What this task involves :: Copy out each line of the material exactly. Pictures do not belong in the copy.

Data ::
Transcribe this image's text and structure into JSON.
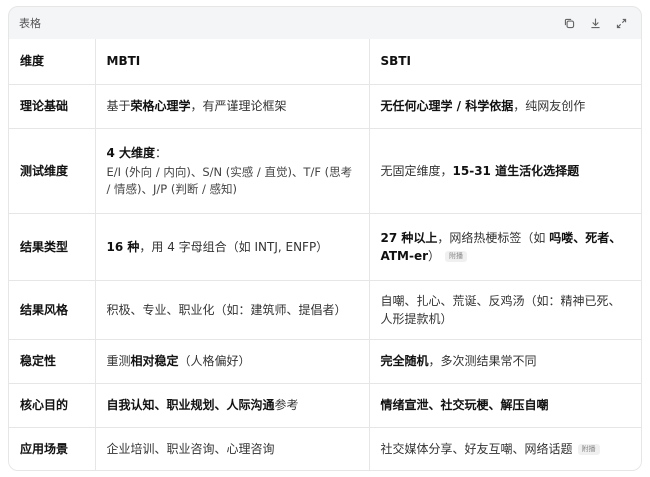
{
  "card": {
    "title": "表格",
    "tag_label": "附播"
  },
  "icons": [
    "copy-icon",
    "download-icon",
    "expand-icon"
  ],
  "header": {
    "dim": "维度",
    "mbti": "MBTI",
    "sbti": "SBTI"
  },
  "rows": {
    "r1": {
      "dim": "理论基础",
      "m1": "基于",
      "m2": "荣格心理学",
      "m3": "，有严谨理论框架",
      "s1": "无任何心理学 / 科学依据",
      "s2": "，纯网友创作"
    },
    "r2": {
      "dim": "测试维度",
      "m1": "4 大维度",
      "m2": "：",
      "m3": "E/I (外向 / 内向)、S/N (实感 / 直觉)、T/F (思考 / 情感)、J/P (判断 / 感知)",
      "s1": "无固定维度，",
      "s2": "15-31 道生活化选择题"
    },
    "r3": {
      "dim": "结果类型",
      "m1": "16 种",
      "m2": "，用 4 字母组合（如 INTJ, ENFP）",
      "s1": "27 种以上",
      "s2": "，网络热梗标签（如 ",
      "s3": "吗喽、死者、ATM-er",
      "s4": "）"
    },
    "r4": {
      "dim": "结果风格",
      "m1": "积极、专业、职业化（如：建筑师、提倡者）",
      "s1": "自嘲、扎心、荒诞、反鸡汤（如：精神已死、人形提款机）"
    },
    "r5": {
      "dim": "稳定性",
      "m1": "重测",
      "m2": "相对稳定",
      "m3": "（人格偏好）",
      "s1": "完全随机",
      "s2": "，多次测结果常不同"
    },
    "r6": {
      "dim": "核心目的",
      "m1": "自我认知、职业规划、人际沟通",
      "m2": "参考",
      "s1": "情绪宣泄、社交玩梗、解压自嘲"
    },
    "r7": {
      "dim": "应用场景",
      "m1": "企业培训、职业咨询、心理咨询",
      "s1": "社交媒体分享、好友互嘲、网络话题"
    }
  }
}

Answer ::
Transcribe this image's text and structure into JSON.
{
  "card": {
    "title": "表格",
    "tag_label": "附播"
  },
  "icons": [
    "copy-icon",
    "download-icon",
    "expand-icon"
  ],
  "header": {
    "dim": "维度",
    "mbti": "MBTI",
    "sbti": "SBTI"
  },
  "rows": {
    "r1": {
      "dim": "理论基础",
      "m1": "基于",
      "m2": "荣格心理学",
      "m3": "，有严谨理论框架",
      "s1": "无任何心理学 / 科学依据",
      "s2": "，纯网友创作"
    },
    "r2": {
      "dim": "测试维度",
      "m1": "4 大维度",
      "m2": "：",
      "m3": "E/I (外向 / 内向)、S/N (实感 / 直觉)、T/F (思考 / 情感)、J/P (判断 / 感知)",
      "s1": "无固定维度，",
      "s2": "15-31 道生活化选择题"
    },
    "r3": {
      "dim": "结果类型",
      "m1": "16 种",
      "m2": "，用 4 字母组合（如 INTJ, ENFP）",
      "s1": "27 种以上",
      "s2": "，网络热梗标签（如 ",
      "s3": "吗喽、死者、ATM-er",
      "s4": "）"
    },
    "r4": {
      "dim": "结果风格",
      "m1": "积极、专业、职业化（如：建筑师、提倡者）",
      "s1": "自嘲、扎心、荒诞、反鸡汤（如：精神已死、人形提款机）"
    },
    "r5": {
      "dim": "稳定性",
      "m1": "重测",
      "m2": "相对稳定",
      "m3": "（人格偏好）",
      "s1": "完全随机",
      "s2": "，多次测结果常不同"
    },
    "r6": {
      "dim": "核心目的",
      "m1": "自我认知、职业规划、人际沟通",
      "m2": "参考",
      "s1": "情绪宣泄、社交玩梗、解压自嘲"
    },
    "r7": {
      "dim": "应用场景",
      "m1": "企业培训、职业咨询、心理咨询",
      "s1": "社交媒体分享、好友互嘲、网络话题"
    }
  }
}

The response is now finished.